- TASK TO COMPLETE:
Please give back the listing exactly as it reads.
┌─ DATASET ENTRIES
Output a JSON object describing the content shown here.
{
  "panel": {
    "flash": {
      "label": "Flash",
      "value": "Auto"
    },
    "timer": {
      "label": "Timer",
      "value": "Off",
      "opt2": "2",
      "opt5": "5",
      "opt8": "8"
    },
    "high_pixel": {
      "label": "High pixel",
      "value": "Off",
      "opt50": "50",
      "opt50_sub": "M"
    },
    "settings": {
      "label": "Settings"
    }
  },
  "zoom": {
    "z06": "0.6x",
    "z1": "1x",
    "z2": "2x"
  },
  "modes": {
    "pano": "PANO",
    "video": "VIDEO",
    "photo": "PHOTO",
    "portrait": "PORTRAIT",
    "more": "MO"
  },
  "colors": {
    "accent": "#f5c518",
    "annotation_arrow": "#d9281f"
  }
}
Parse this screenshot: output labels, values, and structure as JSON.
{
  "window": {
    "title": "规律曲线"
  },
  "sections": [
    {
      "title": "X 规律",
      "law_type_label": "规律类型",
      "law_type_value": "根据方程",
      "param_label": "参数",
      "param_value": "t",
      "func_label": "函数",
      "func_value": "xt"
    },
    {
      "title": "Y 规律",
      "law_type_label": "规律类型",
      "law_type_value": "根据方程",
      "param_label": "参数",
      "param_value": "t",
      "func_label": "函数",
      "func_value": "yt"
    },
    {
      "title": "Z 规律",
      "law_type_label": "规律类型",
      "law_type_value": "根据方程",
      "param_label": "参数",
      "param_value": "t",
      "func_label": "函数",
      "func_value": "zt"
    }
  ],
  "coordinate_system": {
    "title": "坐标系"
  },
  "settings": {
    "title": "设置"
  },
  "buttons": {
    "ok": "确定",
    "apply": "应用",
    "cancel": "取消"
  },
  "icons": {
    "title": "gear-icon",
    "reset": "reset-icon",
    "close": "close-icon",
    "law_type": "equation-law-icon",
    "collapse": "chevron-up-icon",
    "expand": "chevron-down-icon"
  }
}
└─
- SOLUTION:
Output a JSON object describing the content shown here.
{
  "panel": {
    "flash": {
      "label": "Flash",
      "value": "Auto"
    },
    "timer": {
      "label": "Timer",
      "value": "Off",
      "opt2": "2",
      "opt5": "5",
      "opt8": "8"
    },
    "high_pixel": {
      "label": "High pixel",
      "value": "Off",
      "opt50": "50",
      "opt50_sub": "M"
    },
    "settings": {
      "label": "Settings"
    }
  },
  "zoom": {
    "z06": "0.6x",
    "z1": "1x",
    "z2": "2x"
  },
  "modes": {
    "pano": "PANO",
    "video": "VIDEO",
    "photo": "PHOTO",
    "portrait": "PORTRAIT",
    "more": "MO"
  },
  "colors": {
    "accent": "#f5c518",
    "annotation_arrow": "#d9281f"
  }
}
Parse this screenshot: output labels, values, and structure as JSON.
{
  "window": {
    "title": "规律曲线"
  },
  "sections": [
    {
      "title": "X 规律",
      "law_type_label": "规律类型",
      "law_type_value": "根据方程",
      "param_label": "参数",
      "param_value": "t",
      "func_label": "函数",
      "func_value": "xt"
    },
    {
      "title": "Y 规律",
      "law_type_label": "规律类型",
      "law_type_value": "根据方程",
      "param_label": "参数",
      "param_value": "t",
      "func_label": "函数",
      "func_value": "yt"
    },
    {
      "title": "Z 规律",
      "law_type_label": "规律类型",
      "law_type_value": "根据方程",
      "param_label": "参数",
      "param_value": "t",
      "func_label": "函数",
      "func_value": "zt"
    }
  ],
  "coordinate_system": {
    "title": "坐标系"
  },
  "settings": {
    "title": "设置"
  },
  "buttons": {
    "ok": "确定",
    "apply": "应用",
    "cancel": "取消"
  },
  "icons": {
    "title": "gear-icon",
    "reset": "reset-icon",
    "close": "close-icon",
    "law_type": "equation-law-icon",
    "collapse": "chevron-up-icon",
    "expand": "chevron-down-icon"
  }
}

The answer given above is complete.